Defining the Operating Agreement: Purpose and ImportanceWhat’s an operating agreement? Fortune 500 or family business, a company’s operating agreement is a statement of the intentions, understandings, obligations, and regulations that guide the company. The text should reveal the identity, role and financial interest of the owners and the rules they’ll abide by regarding the governance of the business. Once the operating agreement is signed, the owners are bound by its terms.
Why Do Small Businesses Need a Written Operating Agreement?Simply put, oral agreements rarely sway judges and juries. Even if owners verbally agree to certain terms, misunderstandings may arise that create conflict. A written agreement can avoid the pitfalls of accidental miscommunication since its terms can be referred to in the event of a disagreement. The absence of an operating agreement may allow the state to apply default rules that can be contrary to the owners’ verbal intent.
Protective Aspects of Operating AgreementsCan an operating agreement protect owners from personal liability? Yep. And they can also make tax understandings and processes easier. One kind of structure, popular among small businesses, is the LLC. The Journal of Accountancy reports an explosive growth in LLCs over the past two decades (67%).
Creating an Operating AgreementIs it difficult to create an operating agreement? Only you, your lawyer and your accountant know what understandings should be included in an operating agreement. However, the actual agreement can be relatively straightforward. Many small business operating agreements we’ve handled are five pages or less. So, what’s in those pages? An operating agreement’s terms and provisions generally include: • The company and its purpose • The company’s owners and their duties, including meetings • The owner’s percentage interest in the business, their capital contributions, and any voting rights • A statement of account, distribution of profits and losses, and buy-sell rules • The governing state law • Any indemnifications This is just an outline of what’s typically found in an operating agreement.
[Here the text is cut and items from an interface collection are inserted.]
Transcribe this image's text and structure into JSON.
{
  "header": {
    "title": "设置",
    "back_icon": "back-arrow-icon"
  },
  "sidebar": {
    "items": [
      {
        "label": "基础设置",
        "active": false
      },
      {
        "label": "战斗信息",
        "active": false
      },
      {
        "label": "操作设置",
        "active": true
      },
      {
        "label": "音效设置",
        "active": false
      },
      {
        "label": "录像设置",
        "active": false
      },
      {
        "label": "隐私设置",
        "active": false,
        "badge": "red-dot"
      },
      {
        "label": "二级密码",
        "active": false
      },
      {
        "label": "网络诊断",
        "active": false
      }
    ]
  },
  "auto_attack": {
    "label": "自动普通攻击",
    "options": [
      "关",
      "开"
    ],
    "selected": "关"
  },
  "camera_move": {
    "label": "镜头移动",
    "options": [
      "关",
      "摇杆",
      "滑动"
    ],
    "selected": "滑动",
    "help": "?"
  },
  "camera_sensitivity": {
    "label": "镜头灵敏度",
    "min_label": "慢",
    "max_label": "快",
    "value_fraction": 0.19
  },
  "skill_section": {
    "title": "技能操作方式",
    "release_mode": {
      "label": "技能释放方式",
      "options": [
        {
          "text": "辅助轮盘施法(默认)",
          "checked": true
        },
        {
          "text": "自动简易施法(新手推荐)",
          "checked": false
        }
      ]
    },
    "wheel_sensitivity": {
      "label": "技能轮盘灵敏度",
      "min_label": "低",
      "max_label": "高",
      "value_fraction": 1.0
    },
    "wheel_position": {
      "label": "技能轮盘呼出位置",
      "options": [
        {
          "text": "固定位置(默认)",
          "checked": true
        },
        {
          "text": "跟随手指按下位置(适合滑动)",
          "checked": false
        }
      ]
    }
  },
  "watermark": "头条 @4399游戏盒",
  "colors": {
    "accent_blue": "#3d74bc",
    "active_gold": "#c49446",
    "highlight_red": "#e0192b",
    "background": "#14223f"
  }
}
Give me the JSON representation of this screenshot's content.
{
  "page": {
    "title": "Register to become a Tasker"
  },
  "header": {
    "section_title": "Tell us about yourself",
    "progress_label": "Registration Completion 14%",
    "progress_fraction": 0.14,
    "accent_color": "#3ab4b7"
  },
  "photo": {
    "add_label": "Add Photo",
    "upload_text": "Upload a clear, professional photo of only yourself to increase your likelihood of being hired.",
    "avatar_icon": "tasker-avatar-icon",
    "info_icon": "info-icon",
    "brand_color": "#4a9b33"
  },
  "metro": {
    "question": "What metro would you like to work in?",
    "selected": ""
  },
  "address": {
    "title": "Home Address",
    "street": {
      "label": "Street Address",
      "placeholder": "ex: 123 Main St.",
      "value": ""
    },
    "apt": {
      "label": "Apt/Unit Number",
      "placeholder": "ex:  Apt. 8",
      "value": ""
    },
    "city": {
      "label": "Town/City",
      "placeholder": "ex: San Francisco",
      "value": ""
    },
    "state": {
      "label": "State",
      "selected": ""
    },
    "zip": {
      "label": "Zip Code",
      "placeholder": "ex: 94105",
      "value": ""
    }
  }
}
The particulars depend on the structure of the company and the owner’s objectives. As commercial contract management services providers, we’ve handled most types of operating agreements, particularly those for LLCs, and provide the necessary templates not only for new businesses but also for acquired companies, joint ventures, and reorganizations.
Storage & Accessibility of Operating AgreementsTake care where you keep your operating agreement. Operating agreements generally don’t have to be filed with the state. That doesn’t mean you can file it away somewhere and forget it. You wouldn’t be the first small business owner to misplace your company’s operating agreement. We’ll keep a copy for you, just in case!
You wouldn’t be the first small business owner to misplace your company’s operating agreement. We’ll keep a copy for you, just in case!